It is testament to the profound impact Gough Whitlam made in just three years as Prime Minister so long ago – 1972-75 – that his death on October 21 was felt so keenly across generations. One suspects that even Gough’s most ardent admirers might be surprised, if gladdened, that his death at 98 was met with such sadness, affection and gratitude.
Prime ministers, premiers and ministers naturally dream of leaving a legacy – that’s why they are so quick to rush to print on losing office. Most, however, must make do with a few plaques, markers of long forgotten launches. And a few dozen copies of remaindered memoirs.
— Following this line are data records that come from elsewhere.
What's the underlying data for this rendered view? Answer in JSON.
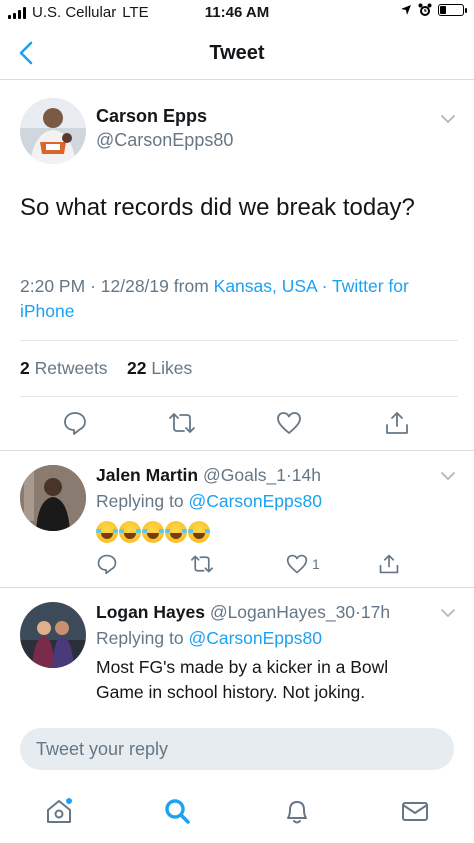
{
  "status_bar": {
    "carrier": "U.S. Cellular",
    "network": "LTE",
    "time": "11:46 AM",
    "battery_level": 0.25
  },
  "nav": {
    "title": "Tweet",
    "back_icon": "chevron-left-icon"
  },
  "main_tweet": {
    "name": "Carson Epps",
    "handle": "@CarsonEpps80",
    "text": "So what records did we break today?",
    "time": "2:20 PM",
    "date": "12/28/19",
    "from_label": "from",
    "location": "Kansas, USA",
    "source": "Twitter for iPhone",
    "separator": "·",
    "retweet_count": "2",
    "retweet_label": "Retweets",
    "like_count": "22",
    "like_label": "Likes"
  },
  "replies": [
    {
      "name": "Jalen Martin",
      "handle": "@Goals_1",
      "age": "14h",
      "replying_label": "Replying to",
      "replying_to": "@CarsonEpps80",
      "emoji_count": 5,
      "emoji": "face-with-tears-of-joy",
      "like_count": "1"
    },
    {
      "name": "Logan Hayes",
      "handle": "@LoganHayes_30",
      "age": "17h",
      "replying_label": "Replying to",
      "replying_to": "@CarsonEpps80",
      "text": "Most FG's made by a kicker in a Bowl Game in school history. Not joking."
    }
  ],
  "reply_bar": {
    "placeholder": "Tweet your reply"
  },
  "tab_bar": {
    "items": [
      "home-icon",
      "search-icon",
      "notifications-icon",
      "messages-icon"
    ],
    "active": "search-icon"
  },
  "colors": {
    "accent": "#1da1f2",
    "muted": "#657786",
    "divider": "#e1e8ed",
    "input_bg": "#e6ecf0"
  }
}
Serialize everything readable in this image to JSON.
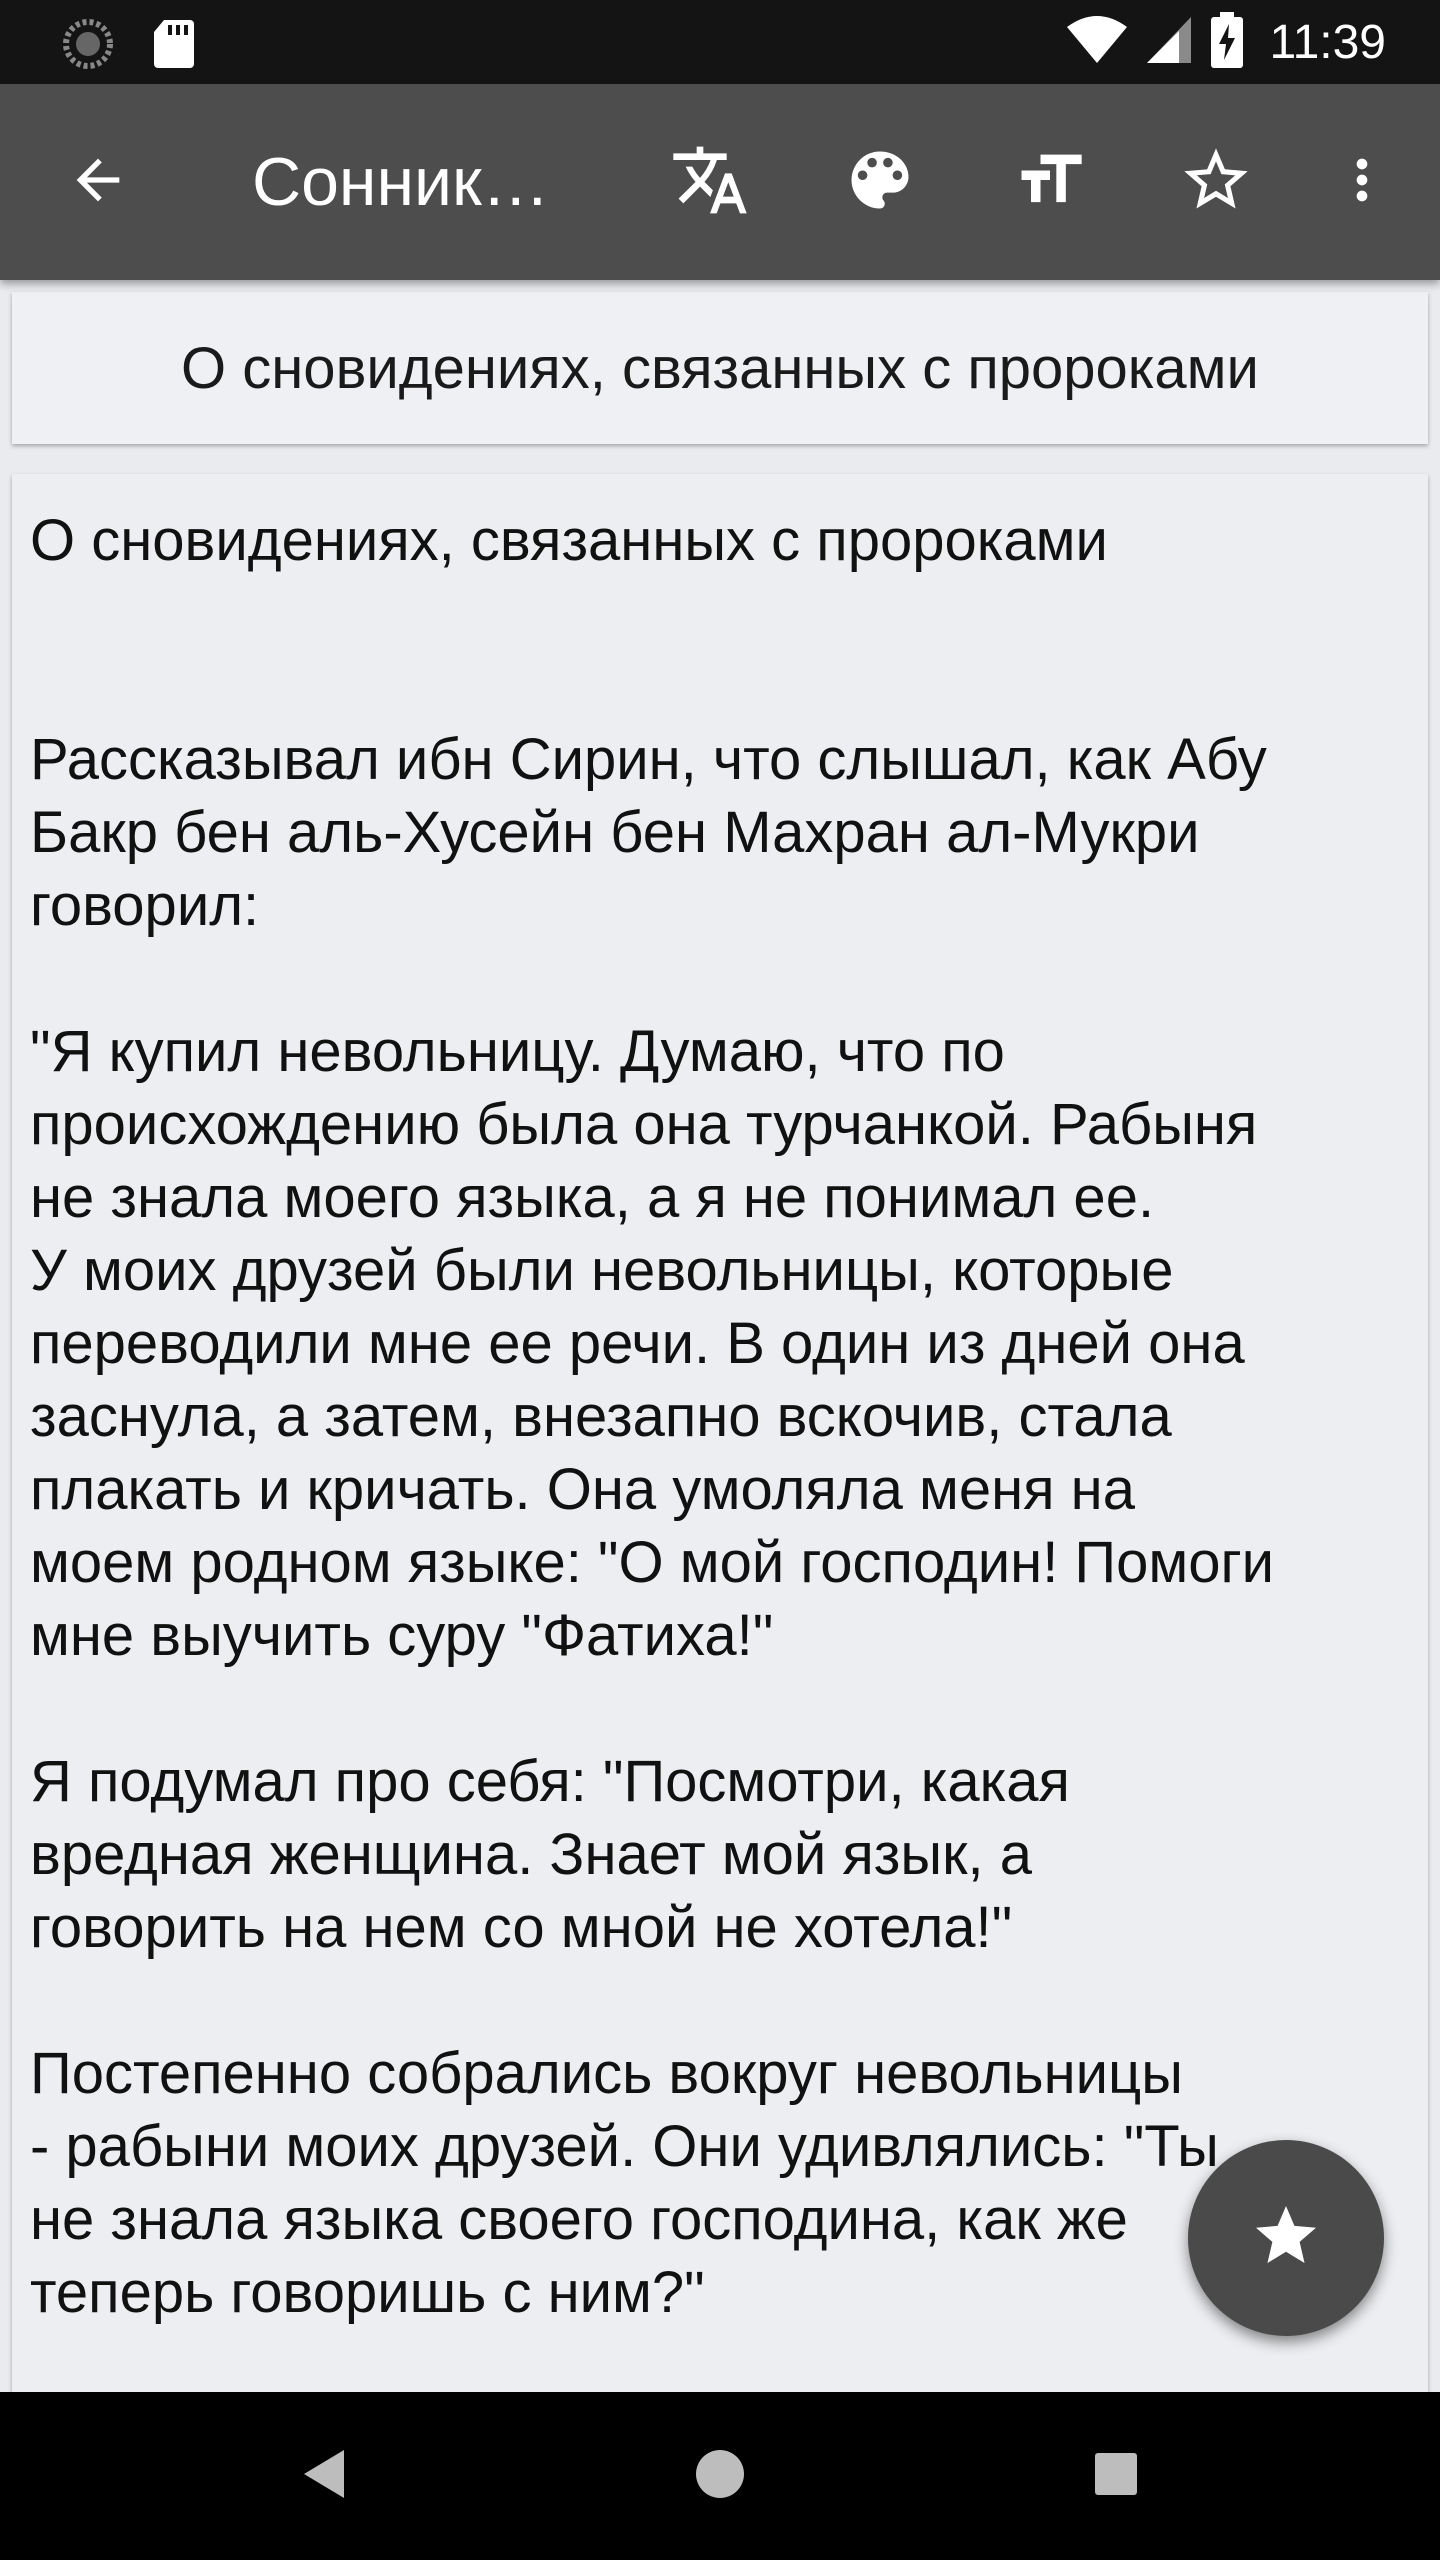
{
  "status_bar": {
    "time": "11:39"
  },
  "app_bar": {
    "title": "Сонник…"
  },
  "header": {
    "title": "О сновидениях, связанных с пророками"
  },
  "content": {
    "heading": "О сновидениях, связанных с пророками",
    "paragraphs": [
      "Рассказывал ибн Сирин, что слышал, как Абу\nБакр бен аль-Хусейн бен Махран ал-Мукри\nговорил:",
      "\"Я купил невольницу. Думаю, что по\nпроисхождению была она турчанкой. Рабыня\nне знала моего языка, а я не понимал ее.\nУ моих друзей были невольницы, которые\nпереводили мне ее речи. В один из дней она\nзаснула, а затем, внезапно вскочив, стала\nплакать и кричать. Она умоляла меня на\nмоем родном языке: \"О мой господин! Помоги\nмне выучить суру \"Фатиха!\"",
      "Я подумал про себя: \"Посмотри, какая\nвредная женщина. Знает мой язык, а\nговорить на нем со мной не хотела!\"",
      "Постепенно собрались вокруг невольницы\n- рабыни моих друзей. Они удивлялись: \"Ты\nне знала языка своего господина, как же\nтеперь говоришь с ним?\""
    ]
  },
  "icons": {
    "back": "arrow-back-icon",
    "translate": "translate-icon",
    "palette": "palette-icon",
    "text_size": "text-size-icon",
    "favorite": "star-outline-icon",
    "more": "more-vert-icon",
    "fab": "star-icon"
  },
  "colors": {
    "status_bar": "#141414",
    "app_bar": "#4d4d4d",
    "background": "#e9ebee",
    "card": "#eceef1",
    "fab": "#4a4a4a",
    "nav_bar": "#000000"
  }
}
Judging by the reaction to Gough Whitlam’s death, his name, and his seminal place in the story of modern Australia, will be spoken for generations to come.
Among those who have vivid memories of the Whitlam years, it is telling that many hold those memories not as voters for (or against) Whitlam’s ALP, but as secondary school students.
Such was thrill and tumult of a reformist government actually “doing” things, and such was the towering charisma of the man himself, that even generally apathetic school teens could not help but be captivated by events in Canberra.
In the years 1971-76 I went to Xavier College in the Melbourne suburb of Kew – as it happens the suburb in which Whitlam was born in 1916. During this time there were four Prime Ministers: John Gorton, William McMahon, Gough Whitlam and Malcolm Fraser.
My memory is that most of the boys at school spoke dismissively of the “socialist” Whitlam government, no doubt parroting the dread and disgust of their well-to-do parents. But they certainly knew who Gough Whitlam was. I doubt they would have given Billy McMahon a second thought had he won the 1972 election. (Although it is interesting to speculate on the course of events had Gorton not relinquished the prime-ministership in March 1971.)
Gough Whitlam charged my interest in politics while I was at school. I took a keen interest in the 1974 election and the following year, by which time I was studying political science for the first time, was transfixed by the constitutional crisis and the dismissal.
November 11, 1975
I was in a history class when fellow student John Chipp, who had been sent to stand outside the classroom for unruly behaviour, rushed into the classroom to announce that the Whitlam government had been sacked. The teacher, Pat Clohessy – the legendary athletics coach who would later be inducted into the Sport Australia Hall of Fame – told Chipp not to be stupid and ordered him out of the room again. But Chipp persisted, Clohessy left the room to see what he could find out, and it was true: the Governor-General had sacked the Whitlam government. Class was suspended as a visibly shocked Clohessy took in the news.
As for my schoolmate Chipp, his sources were impeccable. He was the son of Don Chipp, a former federal Minister in the Holt, Gorton and McMahon governments and his father had been sworn into Fraser’s caretaker Ministry. (Don Chipp was dropped from the Ministry when Fraser won the 1975 election. A disgruntled Chipp went on to form the Australian Democrats. Again, it is interesting to speculate on the course of Australian politics had Chipp remained a Minister.)
I continued my interest in politics, went on to major in the subject when I went to university, giving my schoolboy interest in the Whitlam years more depth and nuance.
The Gough Factor
Gough Whitlam energised and engaged the Australian people – including non-voting Australians – like no other Prime Minister had before or since.
In mourning Whitlam, Australians also mourn the absence of Gough’s ilk. Whitlam represented a brand of political leader and parliamentarian we simply do not see anymore. The death of Whitlam reminds us of the many qualities he possessed that are manifestly absent from today’s Canberra: substance, conviction, passion, purpose, vision, eloquence, and charisma in spades.
Gough Whitlam possessed all these qualities, and they ultimately outshone his flaws, as is evident from the tributes that continue to flow.
Whitlam’s ascendancy to power carried with it a lesson for today’s political leaders. Power is not about birthright or naked ambition. Whitlam sought power, because he wished government to create a better Australia.
Whitlam stood for something. When he said in his 1969 election policy speech, “We of the Labor party have an enduring commitment to a view about society”, Australian politics could not be further removed from today’s small-target, policy-free election campaigns.
One imagines there are not many MPs in today’s colourless and insipid Federal Parliament who would attract Gough’s approval. There are some, and one of them is Malcolm Turnbull, who shares many of Whitlam’s qualities, and who delivered the most eloquent and one of the most moving tributes to the late Prime Minister.
I end my tribute to Gough with an excerpt from Turnbull’s:
“We recognise that all prime ministers capture the attention of the Australian people. Not all prime ministers capture their imagination, and even fewer capture their imagination and retain it for so long. Gough Whitlam was able to do that because of his presence and his eloquence but, above all, because of that generosity of vision I spoke about earlier. He was an enhancer, an enlarger. … Gough will never be forgotten. … By capturing our imagination with such optimism, he will always be a symbol of the greatness, the importance, the value of public life—an example to all of us.”
Vale Gough Whitlam. You leave Australia a better place.